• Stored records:
============
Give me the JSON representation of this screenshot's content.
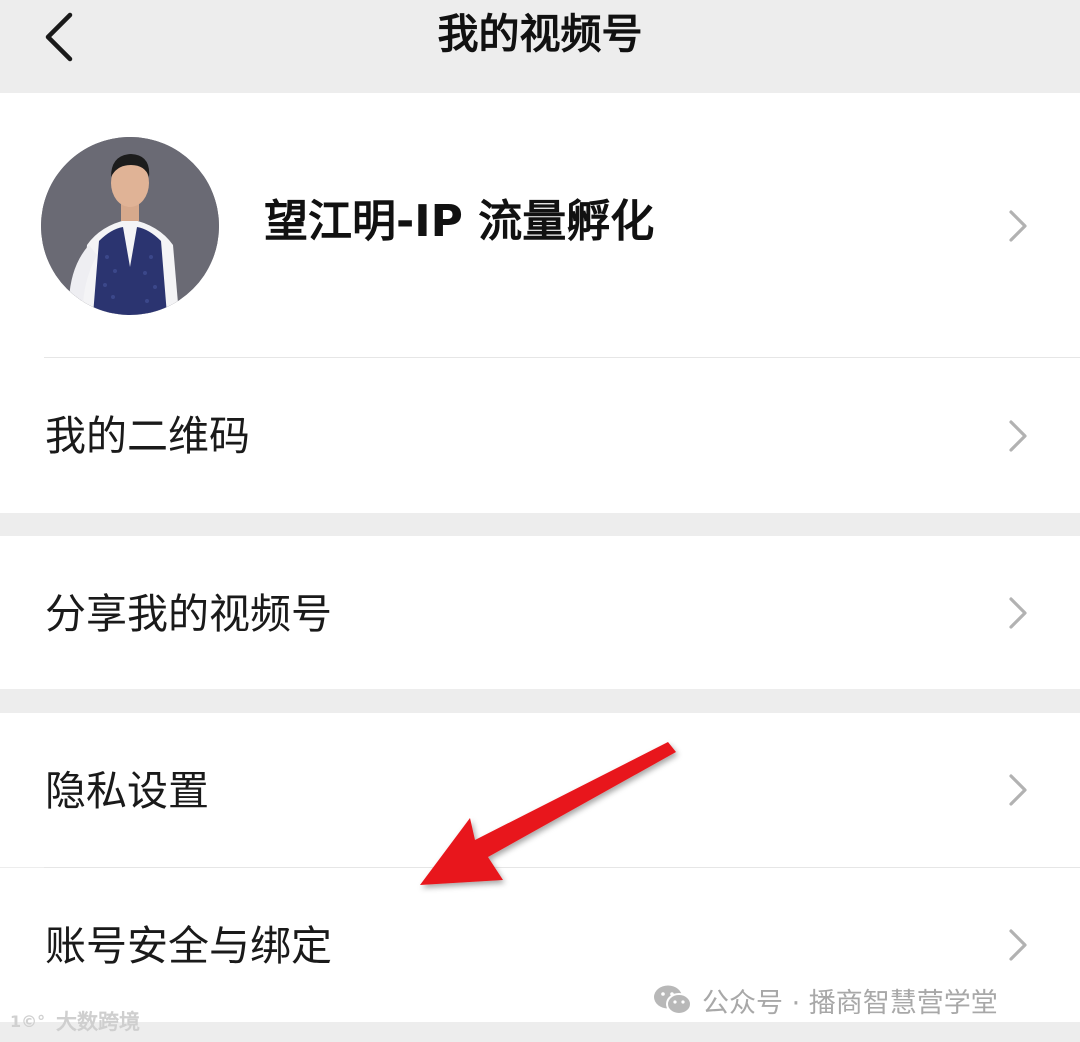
{
  "header": {
    "title": "我的视频号",
    "back_icon": "chevron-left-icon"
  },
  "profile": {
    "name": "望江明-IP 流量孵化",
    "avatar_icon": "avatar"
  },
  "menu": {
    "qr_code": "我的二维码",
    "share": "分享我的视频号",
    "privacy": "隐私设置",
    "account_security": "账号安全与绑定"
  },
  "annotation": {
    "arrow_color": "#e8191c",
    "arrow_icon": "red-arrow-icon"
  },
  "watermarks": {
    "wechat_source": "公众号 · 播商智慧营学堂",
    "bottom_left": "大数跨境"
  },
  "colors": {
    "background": "#ededed",
    "cell": "#ffffff",
    "chevron": "#b2b2b2"
  }
}
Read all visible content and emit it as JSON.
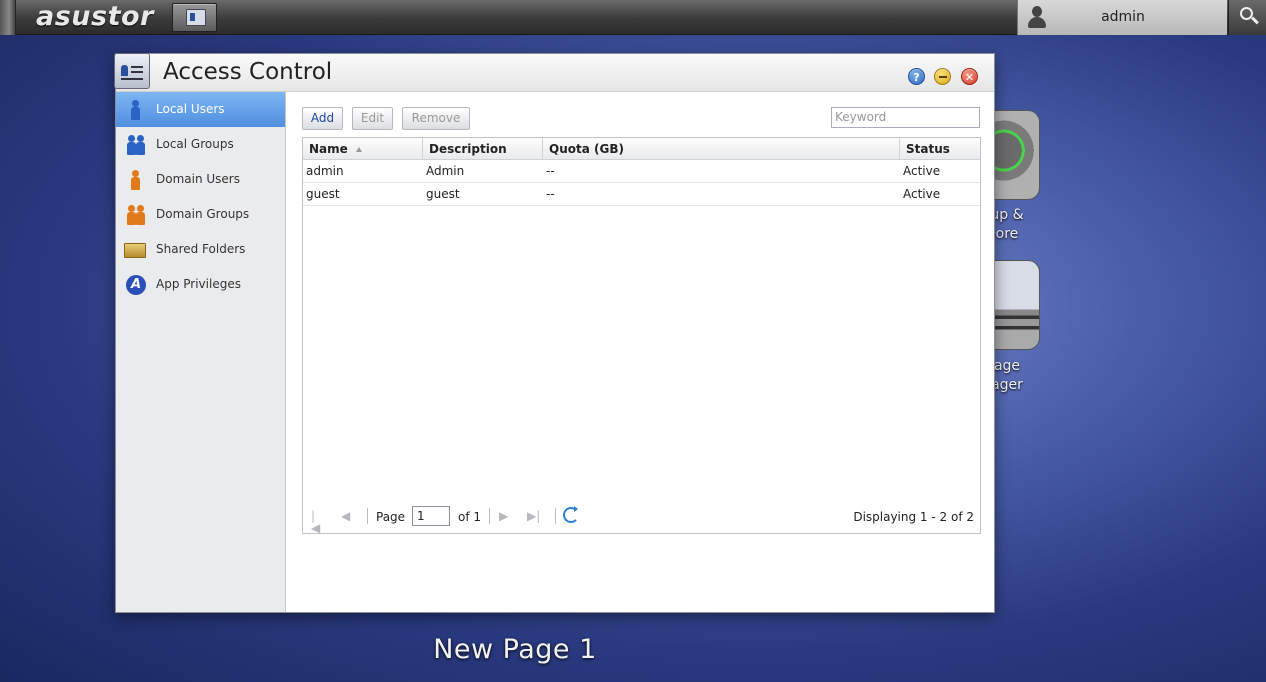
{
  "topbar": {
    "brand": "asustor",
    "user": "admin"
  },
  "desktop": {
    "apps": [
      {
        "label_line1": "up &",
        "label_line2": "ore"
      },
      {
        "label_line1": "age",
        "label_line2": "ager"
      }
    ],
    "page_label": "New Page 1"
  },
  "window": {
    "title": "Access Control",
    "help_glyph": "?",
    "close_glyph": "✕"
  },
  "sidebar": {
    "items": [
      {
        "label": "Local Users",
        "icon": "user-icon"
      },
      {
        "label": "Local Groups",
        "icon": "users-icon"
      },
      {
        "label": "Domain Users",
        "icon": "domain-user-icon"
      },
      {
        "label": "Domain Groups",
        "icon": "domain-group-icon"
      },
      {
        "label": "Shared Folders",
        "icon": "folder-icon"
      },
      {
        "label": "App Privileges",
        "icon": "app-icon"
      }
    ]
  },
  "toolbar": {
    "add": "Add",
    "edit": "Edit",
    "remove": "Remove",
    "keyword_placeholder": "Keyword"
  },
  "table": {
    "headers": [
      "Name",
      "Description",
      "Quota (GB)",
      "Status"
    ],
    "rows": [
      [
        "admin",
        "Admin",
        "--",
        "Active"
      ],
      [
        "guest",
        "guest",
        "--",
        "Active"
      ]
    ]
  },
  "pager": {
    "page_label": "Page",
    "page_value": "1",
    "of_label": "of 1",
    "displaying": "Displaying 1 - 2 of 2"
  }
}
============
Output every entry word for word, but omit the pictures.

Give me the JSON representation of this screenshot's content.
{
  "header": {
    "title": "我的视频号",
    "back_icon": "chevron-left-icon"
  },
  "profile": {
    "name": "望江明-IP 流量孵化",
    "avatar_icon": "avatar"
  },
  "menu": {
    "qr_code": "我的二维码",
    "share": "分享我的视频号",
    "privacy": "隐私设置",
    "account_security": "账号安全与绑定"
  },
  "annotation": {
    "arrow_color": "#e8191c",
    "arrow_icon": "red-arrow-icon"
  },
  "watermarks": {
    "wechat_source": "公众号 · 播商智慧营学堂",
    "bottom_left": "大数跨境"
  },
  "colors": {
    "background": "#ededed",
    "cell": "#ffffff",
    "chevron": "#b2b2b2"
  }
}
Read all visible content and emit it as JSON.
{
  "topbar": {
    "brand": "asustor",
    "user": "admin"
  },
  "desktop": {
    "apps": [
      {
        "label_line1": "up &",
        "label_line2": "ore"
      },
      {
        "label_line1": "age",
        "label_line2": "ager"
      }
    ],
    "page_label": "New Page 1"
  },
  "window": {
    "title": "Access Control",
    "help_glyph": "?",
    "close_glyph": "✕"
  },
  "sidebar": {
    "items": [
      {
        "label": "Local Users",
        "icon": "user-icon"
      },
      {
        "label": "Local Groups",
        "icon": "users-icon"
      },
      {
        "label": "Domain Users",
        "icon": "domain-user-icon"
      },
      {
        "label": "Domain Groups",
        "icon": "domain-group-icon"
      },
      {
        "label": "Shared Folders",
        "icon": "folder-icon"
      },
      {
        "label": "App Privileges",
        "icon": "app-icon"
      }
    ]
  },
  "toolbar": {
    "add": "Add",
    "edit": "Edit",
    "remove": "Remove",
    "keyword_placeholder": "Keyword"
  },
  "table": {
    "headers": [
      "Name",
      "Description",
      "Quota (GB)",
      "Status"
    ],
    "rows": [
      [
        "admin",
        "Admin",
        "--",
        "Active"
      ],
      [
        "guest",
        "guest",
        "--",
        "Active"
      ]
    ]
  },
  "pager": {
    "page_label": "Page",
    "page_value": "1",
    "of_label": "of 1",
    "displaying": "Displaying 1 - 2 of 2"
  }
}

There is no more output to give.